There are a thousand ways to make a binary split of the world’s population, and the one on my mind right now is this: there are the kind of people who pick up a ringing payphone, and the kind of people who don’t. I pick it up.
I love those strange, slightly jarring, unexpected interactions with strangers. I write about them on a blog called Municipal Archive and I teach a graduate class about them at NYU’s Interactive Telecommunications Program. So, I can tell you a lot about the locations and moments in which strangers interact. About the means and methods. These things have been observed and studied and documented. What we don’t really know with any precision—nor even with much poetry—is why.
Chat Roulette is the newest form of what you might call “stranger chat.” It’s a technology-mediated instance of an old cultural tradition: talking to strangers in public spaces. We do it in an ephemeral, casual way in public places, particularly in the anonymous transitional spaces where proximity is especially temporary: elevators, park benches, waiting spaces, the subway. It’s a fleeting connection, a shared moment, an acknowledgment of your common humanity in the bustling, anonymous metropolis.
Chat Roulette is both the same and different from those encounters. You’re talking with a stranger—which you’ve been able to do since time immemorial in chatrooms—but, now there’s a live video and audio feed to accompany the chat window, and the next random stranger is a click away. Video makes the interaction much more risky and intimate, but also more like a chat in an elevator, except you can make your chat partner vanish at any time. When you talk to strangers in public, you’re making an informed choice, whether you’re aware of it or not. You’ve got social cues like your shared location, the person’s appearance, their clothing, how they carry themselves. When you talk to someone on Chat Roulette, you’re confronted with—if you’re lucky—with the head and shoulders of a stranger, and almost no readable cues. You and they both are making a split-second decision about whether to engage with each other.
Did I mention the part about how it’s an incredibly weird experience? Because it is. What you find when you click start and stop and start over and over is a spectacle of humanity, it’s 10,000 stories in the naked city.
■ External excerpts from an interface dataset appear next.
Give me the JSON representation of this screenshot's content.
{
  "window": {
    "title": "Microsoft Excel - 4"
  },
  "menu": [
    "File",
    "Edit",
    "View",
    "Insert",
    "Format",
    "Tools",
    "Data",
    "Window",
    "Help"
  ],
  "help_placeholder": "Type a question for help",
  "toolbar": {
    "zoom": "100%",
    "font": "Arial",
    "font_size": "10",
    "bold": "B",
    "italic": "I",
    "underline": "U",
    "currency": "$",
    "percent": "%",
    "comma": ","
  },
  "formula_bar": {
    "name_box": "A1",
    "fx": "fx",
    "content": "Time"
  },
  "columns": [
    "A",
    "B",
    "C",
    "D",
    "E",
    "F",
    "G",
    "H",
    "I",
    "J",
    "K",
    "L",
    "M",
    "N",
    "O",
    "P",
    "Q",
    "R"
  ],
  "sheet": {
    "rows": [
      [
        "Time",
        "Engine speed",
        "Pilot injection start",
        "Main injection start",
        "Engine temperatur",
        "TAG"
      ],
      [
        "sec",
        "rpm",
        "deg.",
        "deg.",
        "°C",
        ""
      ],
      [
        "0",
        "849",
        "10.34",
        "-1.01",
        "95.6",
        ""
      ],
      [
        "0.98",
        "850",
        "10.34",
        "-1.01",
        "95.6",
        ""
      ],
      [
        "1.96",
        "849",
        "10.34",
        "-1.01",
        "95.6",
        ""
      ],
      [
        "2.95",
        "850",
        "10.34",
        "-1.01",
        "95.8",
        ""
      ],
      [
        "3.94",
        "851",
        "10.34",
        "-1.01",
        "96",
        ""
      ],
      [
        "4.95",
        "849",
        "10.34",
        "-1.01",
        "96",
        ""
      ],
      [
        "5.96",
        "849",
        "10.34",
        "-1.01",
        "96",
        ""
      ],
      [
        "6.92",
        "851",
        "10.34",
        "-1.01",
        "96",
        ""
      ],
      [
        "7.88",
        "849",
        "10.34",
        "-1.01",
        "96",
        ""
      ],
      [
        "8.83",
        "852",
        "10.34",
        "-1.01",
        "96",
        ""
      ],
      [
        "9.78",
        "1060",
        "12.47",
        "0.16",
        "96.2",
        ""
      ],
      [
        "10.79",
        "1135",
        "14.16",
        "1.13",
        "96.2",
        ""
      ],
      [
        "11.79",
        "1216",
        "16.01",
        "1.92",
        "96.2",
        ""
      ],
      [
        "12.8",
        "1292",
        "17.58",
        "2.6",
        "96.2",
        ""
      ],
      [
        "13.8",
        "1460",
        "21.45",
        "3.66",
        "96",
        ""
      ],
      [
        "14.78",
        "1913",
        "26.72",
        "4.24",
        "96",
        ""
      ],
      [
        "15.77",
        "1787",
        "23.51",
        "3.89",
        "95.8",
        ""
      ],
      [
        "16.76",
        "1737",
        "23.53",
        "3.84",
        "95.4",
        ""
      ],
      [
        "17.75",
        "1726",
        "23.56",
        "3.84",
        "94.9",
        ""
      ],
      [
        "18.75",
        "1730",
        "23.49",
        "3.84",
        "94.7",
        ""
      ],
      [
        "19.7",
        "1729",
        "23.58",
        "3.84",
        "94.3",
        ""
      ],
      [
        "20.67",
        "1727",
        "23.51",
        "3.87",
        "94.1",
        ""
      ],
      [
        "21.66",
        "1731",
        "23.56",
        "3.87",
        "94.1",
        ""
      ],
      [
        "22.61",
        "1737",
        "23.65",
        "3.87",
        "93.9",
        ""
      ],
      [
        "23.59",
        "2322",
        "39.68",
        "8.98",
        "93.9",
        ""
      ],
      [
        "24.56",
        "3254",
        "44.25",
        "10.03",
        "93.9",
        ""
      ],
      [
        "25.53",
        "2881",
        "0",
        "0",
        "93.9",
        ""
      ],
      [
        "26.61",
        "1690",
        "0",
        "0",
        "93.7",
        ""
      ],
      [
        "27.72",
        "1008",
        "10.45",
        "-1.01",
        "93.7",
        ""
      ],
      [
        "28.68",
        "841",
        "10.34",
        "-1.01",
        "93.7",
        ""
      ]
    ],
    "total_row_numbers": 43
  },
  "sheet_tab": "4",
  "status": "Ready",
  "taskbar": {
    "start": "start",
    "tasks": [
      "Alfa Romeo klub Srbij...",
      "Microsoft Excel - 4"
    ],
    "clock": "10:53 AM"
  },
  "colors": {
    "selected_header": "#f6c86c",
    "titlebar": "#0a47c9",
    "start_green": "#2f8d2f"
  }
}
It’s also a lot of money shots, people who are looking too intensely at the camera for comfort, people in masks, people in masks dancing around, teenage boys and girls in clusters of three hovering over their computers. Some teenage boys told me they were drunk and bored, the teenage girls wouldn’t talk to me. There are about 4 men for every woman on the site, but it varies by time of day. If you click enough, you also find some people who are genuinely curious about actually talking to—connecting with—strangers. I stuck around long enough to find a few of those, and I asked them why they were there.
They were all young, all male, the ones who talked with me. There’s a tiny smile of recognition that passes between people who actually want to talk. I tried speaking out loud, with the audio on, and found it discomfiting and difficult to sustain a conversation. Text chat is much richer. It’s much easier to be vulnerable in writing, to have thoughtful responses, to ask disarming questions. You have a moment to think, to compose yourself.
All the men I talked to wanted to talk about how many masturbators you end up seeing, and they wanted to know what I thought about it. “You have to look at about 400 dicks for every friend you make,” a man in Chicago told me. Another echoed the sentiment. He thought it was worth the trouble. “I get to talk to people I wouldn’t get to talk to in real life.” I asked why that was good. “It’s an adventure and I don’t have to go anywhere.”
Men in Holland and France were practicing their English (and I practiced a little French) and were talking to strangers because it was “unusual” and “funny.” One told me it was just like talking to someone on a train ride. Another said he lives in a small town and rarely sees a person he doesn’t know.
Three themes laced through every conversation I had. The men I talked to said it was a little addictive. They were intrigued and often joyful about the novelty of the system overall, and the fact that their brief connections felt like real connections.
There’s a grey area on the spectrum between the earnest conversationalists and the exhibitionists where you get flirtatious, suggestive talk of varying levels of intensity. A man I talked to in London told me he thought it was exciting, the strangers, the anonymity, the guarantee of never seeing each other again. I asked what kind of exciting. “It’s exciting like your awareness is heightened. And it’s sexually exciting.” He wanted to know if I felt the same way. I hadn’t felt that way with the earnest ones, but this man was bringing the idea of sex into the interaction. I didn’t want to pursue it any further—it was easy to see that he wanted to steer things into something beyond talk—but he was right. It was visual and anonymous and he was being seductive, and that was a little exciting.
After that I stuck to the innocent looking ones. “You’re beautiful,” one said to me, “what are you doing here?” I told him I was writing about it, and asked him what he was doing there. “It’s wonderful,” he said. “I get to see the whole world.”